Try it —
Wherever a line of the records contains "void", copy that line.

Dataset extract —
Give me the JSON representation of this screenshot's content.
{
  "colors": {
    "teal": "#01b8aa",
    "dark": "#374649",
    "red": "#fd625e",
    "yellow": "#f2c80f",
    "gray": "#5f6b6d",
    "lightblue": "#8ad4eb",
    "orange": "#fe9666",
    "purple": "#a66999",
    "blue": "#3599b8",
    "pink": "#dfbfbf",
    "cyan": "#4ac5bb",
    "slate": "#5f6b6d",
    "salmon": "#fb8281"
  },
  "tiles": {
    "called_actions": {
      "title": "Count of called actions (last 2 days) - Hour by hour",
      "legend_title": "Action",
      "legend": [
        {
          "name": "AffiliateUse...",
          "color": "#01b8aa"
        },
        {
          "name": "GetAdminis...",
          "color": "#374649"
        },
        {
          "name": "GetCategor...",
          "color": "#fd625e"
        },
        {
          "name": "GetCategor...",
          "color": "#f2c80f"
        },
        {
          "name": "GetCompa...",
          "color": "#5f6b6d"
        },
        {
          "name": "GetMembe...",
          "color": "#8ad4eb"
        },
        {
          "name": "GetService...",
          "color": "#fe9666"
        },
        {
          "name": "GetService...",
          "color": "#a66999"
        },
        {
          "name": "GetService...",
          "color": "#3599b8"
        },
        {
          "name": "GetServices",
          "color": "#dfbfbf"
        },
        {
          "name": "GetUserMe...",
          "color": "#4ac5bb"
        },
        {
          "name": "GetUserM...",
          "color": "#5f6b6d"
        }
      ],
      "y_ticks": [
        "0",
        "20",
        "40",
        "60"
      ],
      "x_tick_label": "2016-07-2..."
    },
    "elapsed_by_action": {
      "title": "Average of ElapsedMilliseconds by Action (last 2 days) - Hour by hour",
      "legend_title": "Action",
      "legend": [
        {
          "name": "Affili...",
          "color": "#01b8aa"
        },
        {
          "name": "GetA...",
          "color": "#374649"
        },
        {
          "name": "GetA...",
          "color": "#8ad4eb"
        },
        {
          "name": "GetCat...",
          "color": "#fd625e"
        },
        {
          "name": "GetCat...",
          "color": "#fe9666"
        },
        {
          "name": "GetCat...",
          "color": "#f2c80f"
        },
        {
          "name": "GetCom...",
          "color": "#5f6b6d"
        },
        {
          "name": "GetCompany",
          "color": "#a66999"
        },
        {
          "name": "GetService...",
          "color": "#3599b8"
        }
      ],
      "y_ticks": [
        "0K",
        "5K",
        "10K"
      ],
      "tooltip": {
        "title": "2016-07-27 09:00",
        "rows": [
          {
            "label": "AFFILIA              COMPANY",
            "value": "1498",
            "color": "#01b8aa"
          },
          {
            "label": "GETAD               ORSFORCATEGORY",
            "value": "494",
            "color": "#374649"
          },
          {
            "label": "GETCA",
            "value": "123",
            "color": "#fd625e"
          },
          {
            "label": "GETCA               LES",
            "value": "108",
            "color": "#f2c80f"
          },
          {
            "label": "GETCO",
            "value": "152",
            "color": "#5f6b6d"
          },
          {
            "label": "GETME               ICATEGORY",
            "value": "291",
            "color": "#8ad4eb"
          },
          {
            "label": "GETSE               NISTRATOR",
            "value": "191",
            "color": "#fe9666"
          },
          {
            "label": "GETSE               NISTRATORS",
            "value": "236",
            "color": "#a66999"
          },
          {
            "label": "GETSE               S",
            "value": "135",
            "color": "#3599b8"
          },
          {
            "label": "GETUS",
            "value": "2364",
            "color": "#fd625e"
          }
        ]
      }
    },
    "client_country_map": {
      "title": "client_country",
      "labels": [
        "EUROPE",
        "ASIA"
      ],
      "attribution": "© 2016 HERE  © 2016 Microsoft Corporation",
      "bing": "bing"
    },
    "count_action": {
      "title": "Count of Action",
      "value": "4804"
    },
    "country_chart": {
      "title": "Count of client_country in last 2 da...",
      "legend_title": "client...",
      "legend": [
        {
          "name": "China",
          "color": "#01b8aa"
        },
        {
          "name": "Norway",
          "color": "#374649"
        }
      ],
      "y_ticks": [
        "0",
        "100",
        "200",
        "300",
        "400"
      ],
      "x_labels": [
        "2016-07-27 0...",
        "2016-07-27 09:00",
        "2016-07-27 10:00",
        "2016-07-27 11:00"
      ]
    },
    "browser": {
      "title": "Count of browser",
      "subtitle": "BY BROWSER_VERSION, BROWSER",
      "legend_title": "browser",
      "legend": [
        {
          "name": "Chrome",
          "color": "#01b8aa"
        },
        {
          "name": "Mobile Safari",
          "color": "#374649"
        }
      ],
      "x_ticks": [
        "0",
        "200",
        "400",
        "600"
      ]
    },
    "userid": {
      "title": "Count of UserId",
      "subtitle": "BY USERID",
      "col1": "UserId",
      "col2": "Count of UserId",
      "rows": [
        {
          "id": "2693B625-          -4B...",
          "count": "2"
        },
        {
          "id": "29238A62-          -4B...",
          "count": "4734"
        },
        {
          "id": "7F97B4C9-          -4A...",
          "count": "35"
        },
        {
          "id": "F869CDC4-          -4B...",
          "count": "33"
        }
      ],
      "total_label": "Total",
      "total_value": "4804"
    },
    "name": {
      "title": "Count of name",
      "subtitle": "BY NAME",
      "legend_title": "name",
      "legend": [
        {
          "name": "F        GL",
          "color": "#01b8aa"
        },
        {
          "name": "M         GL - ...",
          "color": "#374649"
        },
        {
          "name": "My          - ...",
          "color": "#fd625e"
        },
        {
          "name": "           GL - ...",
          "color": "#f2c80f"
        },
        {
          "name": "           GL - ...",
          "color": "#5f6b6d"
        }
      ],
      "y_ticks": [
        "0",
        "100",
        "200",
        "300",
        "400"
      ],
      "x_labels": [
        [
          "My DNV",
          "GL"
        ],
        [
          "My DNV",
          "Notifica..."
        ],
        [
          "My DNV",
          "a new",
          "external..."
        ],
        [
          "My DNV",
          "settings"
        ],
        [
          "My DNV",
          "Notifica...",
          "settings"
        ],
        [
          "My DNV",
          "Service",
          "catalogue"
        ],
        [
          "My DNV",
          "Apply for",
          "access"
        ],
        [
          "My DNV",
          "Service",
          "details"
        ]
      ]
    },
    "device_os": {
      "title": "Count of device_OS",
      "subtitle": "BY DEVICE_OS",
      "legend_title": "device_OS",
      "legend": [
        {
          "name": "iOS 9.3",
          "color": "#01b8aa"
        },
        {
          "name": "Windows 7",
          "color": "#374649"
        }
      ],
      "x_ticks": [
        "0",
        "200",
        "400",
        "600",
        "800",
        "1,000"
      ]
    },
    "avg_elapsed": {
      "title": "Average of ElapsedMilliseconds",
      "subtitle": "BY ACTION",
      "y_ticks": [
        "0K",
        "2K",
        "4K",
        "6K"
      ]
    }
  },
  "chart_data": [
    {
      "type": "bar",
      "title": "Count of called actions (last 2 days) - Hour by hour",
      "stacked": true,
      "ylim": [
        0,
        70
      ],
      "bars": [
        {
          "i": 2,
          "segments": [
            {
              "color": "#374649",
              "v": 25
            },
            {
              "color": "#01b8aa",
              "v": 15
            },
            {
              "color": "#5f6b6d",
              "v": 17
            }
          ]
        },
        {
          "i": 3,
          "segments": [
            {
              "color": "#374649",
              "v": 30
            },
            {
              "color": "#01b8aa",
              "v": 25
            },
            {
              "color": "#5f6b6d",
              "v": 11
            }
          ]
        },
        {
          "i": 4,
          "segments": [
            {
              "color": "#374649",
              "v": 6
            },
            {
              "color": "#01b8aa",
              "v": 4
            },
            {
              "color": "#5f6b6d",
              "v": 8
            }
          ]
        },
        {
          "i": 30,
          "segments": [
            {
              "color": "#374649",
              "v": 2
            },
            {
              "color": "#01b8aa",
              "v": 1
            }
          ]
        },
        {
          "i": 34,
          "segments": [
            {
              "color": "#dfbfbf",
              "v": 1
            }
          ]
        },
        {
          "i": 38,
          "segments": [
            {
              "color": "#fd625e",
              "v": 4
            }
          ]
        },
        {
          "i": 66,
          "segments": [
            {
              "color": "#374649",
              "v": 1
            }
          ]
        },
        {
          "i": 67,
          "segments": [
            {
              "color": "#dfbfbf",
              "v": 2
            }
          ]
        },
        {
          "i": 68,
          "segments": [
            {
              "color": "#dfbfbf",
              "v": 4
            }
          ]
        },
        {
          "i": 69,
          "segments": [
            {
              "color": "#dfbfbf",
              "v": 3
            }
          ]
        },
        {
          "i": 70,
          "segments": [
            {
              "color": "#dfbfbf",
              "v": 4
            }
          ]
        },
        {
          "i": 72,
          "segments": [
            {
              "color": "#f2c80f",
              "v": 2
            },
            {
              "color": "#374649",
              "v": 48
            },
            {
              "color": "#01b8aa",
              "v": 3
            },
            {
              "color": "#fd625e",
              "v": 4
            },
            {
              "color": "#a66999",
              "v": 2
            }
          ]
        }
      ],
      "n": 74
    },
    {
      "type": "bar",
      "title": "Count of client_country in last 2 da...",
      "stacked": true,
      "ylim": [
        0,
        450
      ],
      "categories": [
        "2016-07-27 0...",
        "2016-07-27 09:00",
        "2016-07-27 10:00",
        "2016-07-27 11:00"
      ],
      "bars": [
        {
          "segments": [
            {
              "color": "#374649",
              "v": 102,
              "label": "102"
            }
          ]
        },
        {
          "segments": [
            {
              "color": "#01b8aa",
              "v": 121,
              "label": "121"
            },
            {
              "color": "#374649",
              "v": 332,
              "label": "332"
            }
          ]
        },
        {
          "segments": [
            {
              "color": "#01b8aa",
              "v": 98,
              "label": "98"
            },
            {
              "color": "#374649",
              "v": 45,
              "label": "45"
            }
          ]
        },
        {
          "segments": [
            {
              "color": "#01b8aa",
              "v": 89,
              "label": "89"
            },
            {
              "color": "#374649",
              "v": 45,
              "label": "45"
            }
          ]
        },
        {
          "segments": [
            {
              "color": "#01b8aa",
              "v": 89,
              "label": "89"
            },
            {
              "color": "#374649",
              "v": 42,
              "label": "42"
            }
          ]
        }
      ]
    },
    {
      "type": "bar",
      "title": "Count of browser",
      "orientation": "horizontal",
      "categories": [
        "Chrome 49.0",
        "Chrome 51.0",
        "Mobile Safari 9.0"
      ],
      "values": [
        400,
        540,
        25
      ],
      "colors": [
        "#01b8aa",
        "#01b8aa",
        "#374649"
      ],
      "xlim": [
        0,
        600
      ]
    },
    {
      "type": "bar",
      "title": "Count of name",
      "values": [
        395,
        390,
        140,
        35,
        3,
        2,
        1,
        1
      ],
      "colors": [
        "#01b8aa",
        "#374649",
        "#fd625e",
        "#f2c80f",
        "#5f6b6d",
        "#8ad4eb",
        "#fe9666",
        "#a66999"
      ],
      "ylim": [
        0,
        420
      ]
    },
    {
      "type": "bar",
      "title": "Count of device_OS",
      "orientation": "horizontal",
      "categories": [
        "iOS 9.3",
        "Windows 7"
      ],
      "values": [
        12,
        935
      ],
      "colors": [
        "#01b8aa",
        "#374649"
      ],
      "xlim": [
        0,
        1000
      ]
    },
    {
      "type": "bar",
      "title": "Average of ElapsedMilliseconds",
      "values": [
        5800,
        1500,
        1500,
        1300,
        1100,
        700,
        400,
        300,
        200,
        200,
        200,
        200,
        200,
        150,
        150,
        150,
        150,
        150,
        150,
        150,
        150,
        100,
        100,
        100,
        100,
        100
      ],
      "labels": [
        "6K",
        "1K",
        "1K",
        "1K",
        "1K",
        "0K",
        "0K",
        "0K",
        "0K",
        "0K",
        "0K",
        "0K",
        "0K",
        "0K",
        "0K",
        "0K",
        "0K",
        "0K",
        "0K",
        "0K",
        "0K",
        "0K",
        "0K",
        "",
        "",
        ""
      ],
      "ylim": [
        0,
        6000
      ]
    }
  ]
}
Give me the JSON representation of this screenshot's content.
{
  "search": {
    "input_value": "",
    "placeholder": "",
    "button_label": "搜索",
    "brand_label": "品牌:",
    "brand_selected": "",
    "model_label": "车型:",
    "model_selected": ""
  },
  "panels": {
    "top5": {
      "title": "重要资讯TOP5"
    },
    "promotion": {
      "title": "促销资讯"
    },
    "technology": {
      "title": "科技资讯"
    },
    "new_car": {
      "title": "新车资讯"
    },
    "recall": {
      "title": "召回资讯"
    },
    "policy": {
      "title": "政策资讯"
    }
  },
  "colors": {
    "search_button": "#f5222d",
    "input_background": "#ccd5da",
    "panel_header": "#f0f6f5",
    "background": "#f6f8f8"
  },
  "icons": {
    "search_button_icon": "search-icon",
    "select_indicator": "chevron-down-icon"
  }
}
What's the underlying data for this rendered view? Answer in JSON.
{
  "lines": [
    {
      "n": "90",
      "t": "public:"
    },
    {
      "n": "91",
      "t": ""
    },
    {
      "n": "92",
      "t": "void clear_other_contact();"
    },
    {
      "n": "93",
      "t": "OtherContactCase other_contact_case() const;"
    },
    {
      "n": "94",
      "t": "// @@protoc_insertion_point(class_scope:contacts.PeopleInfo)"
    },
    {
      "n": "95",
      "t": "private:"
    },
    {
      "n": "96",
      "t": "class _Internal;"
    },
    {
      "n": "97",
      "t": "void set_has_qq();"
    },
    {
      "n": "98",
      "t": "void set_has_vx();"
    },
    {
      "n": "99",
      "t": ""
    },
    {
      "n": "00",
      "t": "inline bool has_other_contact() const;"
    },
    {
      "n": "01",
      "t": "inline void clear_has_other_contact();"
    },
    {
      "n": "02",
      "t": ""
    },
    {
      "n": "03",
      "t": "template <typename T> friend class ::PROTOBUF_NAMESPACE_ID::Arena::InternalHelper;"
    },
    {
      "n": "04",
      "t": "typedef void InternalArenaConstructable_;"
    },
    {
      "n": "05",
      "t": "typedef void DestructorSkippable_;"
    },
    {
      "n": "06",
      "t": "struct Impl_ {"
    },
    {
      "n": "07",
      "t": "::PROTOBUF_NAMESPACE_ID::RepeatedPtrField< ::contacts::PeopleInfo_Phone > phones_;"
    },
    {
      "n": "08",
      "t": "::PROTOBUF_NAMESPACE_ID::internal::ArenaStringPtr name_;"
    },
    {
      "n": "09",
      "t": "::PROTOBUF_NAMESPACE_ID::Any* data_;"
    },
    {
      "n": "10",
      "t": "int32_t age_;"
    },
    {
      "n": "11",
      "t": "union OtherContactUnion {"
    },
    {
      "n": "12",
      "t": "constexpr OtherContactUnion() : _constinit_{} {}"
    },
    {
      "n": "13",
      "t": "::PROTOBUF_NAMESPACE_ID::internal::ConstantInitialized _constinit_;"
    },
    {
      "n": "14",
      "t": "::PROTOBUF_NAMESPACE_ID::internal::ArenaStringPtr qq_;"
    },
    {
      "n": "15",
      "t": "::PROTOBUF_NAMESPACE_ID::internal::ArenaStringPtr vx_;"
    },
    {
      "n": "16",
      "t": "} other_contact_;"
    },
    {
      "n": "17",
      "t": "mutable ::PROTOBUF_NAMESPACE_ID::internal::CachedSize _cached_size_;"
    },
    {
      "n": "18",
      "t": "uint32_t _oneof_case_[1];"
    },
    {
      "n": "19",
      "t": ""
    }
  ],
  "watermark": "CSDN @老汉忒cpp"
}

Answer section —
      "t": "void clear_other_contact();"
      "t": "void set_has_qq();"
      "t": "void set_has_vx();"
      "t": "inline void clear_has_other_contact();"
      "t": "typedef void InternalArenaConstructable_;"
      "t": "typedef void DestructorSkippable_;"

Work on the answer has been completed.